of hours from the moment he was diagnosed Lance, with the help of his friends and family,
set out to find a cure. He had a malignant testicle removed and had brain surgery to
remove several lesions from his brain. He underwent three rounds of chemotherapy, which
devestated him inside and out. But throughout his ordeal, this former World Champion
cyclist from Plano, Texas never threw in the towel, even though there were days when he
wondered if he'd ever see his next birthday.
This is a quote from his autobiography, "It's Not About the
Bike - My Journey Back to Life" ( Putnam & Sons, 2000), which I think might help
all cancer patients in their quest for more life:
"What are my chances? It was a question I would
repeat over and over. But it was irrelevant, wasn't it? It didn't matter, because the
medical odds don't take into account the unfathomable.
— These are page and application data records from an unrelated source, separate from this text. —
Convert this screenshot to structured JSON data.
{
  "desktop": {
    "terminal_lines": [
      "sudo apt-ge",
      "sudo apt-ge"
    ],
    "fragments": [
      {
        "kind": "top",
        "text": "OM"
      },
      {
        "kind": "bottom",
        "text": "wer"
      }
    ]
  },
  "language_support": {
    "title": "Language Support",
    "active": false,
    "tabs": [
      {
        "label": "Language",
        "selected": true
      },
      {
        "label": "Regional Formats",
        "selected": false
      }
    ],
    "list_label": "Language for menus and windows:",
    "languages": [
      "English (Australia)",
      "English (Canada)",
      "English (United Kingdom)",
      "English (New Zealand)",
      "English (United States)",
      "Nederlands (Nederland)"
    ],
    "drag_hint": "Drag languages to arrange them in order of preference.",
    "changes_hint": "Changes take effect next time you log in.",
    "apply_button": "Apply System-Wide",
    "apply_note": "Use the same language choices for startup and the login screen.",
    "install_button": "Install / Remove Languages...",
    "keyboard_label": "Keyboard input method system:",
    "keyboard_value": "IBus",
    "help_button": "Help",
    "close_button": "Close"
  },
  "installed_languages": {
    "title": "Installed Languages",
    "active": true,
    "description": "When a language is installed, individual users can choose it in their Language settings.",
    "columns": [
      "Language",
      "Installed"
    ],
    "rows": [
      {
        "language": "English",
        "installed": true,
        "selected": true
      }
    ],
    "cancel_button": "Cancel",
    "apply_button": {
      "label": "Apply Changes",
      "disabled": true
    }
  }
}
There is no proper way to estimate
somebody's chances, and we shouldn't try, because we can never be entirely right, and it
deprives people of hope. Hope that is the only antidote to fear.
Those questions, Why me? What are my chances? were
unknowable, and I would even come to feel that they were too self-absorbed. For most of my
life I had operated under a simple schematic of winning and losing, but cancer was
teaching me a tolerance for ambiguities. I was coming to understand that the disease does
not discriminate or listen to the odds -- it will decimate a strong person with a
wonderful attitude, while it somehow miraculously spares the weaker person who is resigned
to failure. I had always asumed that if I won bike races, it made me a stronger and more
worthy person. Not so. Why me? Why anybody? I was no more or less valuable than the
man sitting next to me in the chemo center. It was not a question of worthiness."
Lance recovered and in 1999 went on to win the Tour De France, the
most grueling sporting event in the world.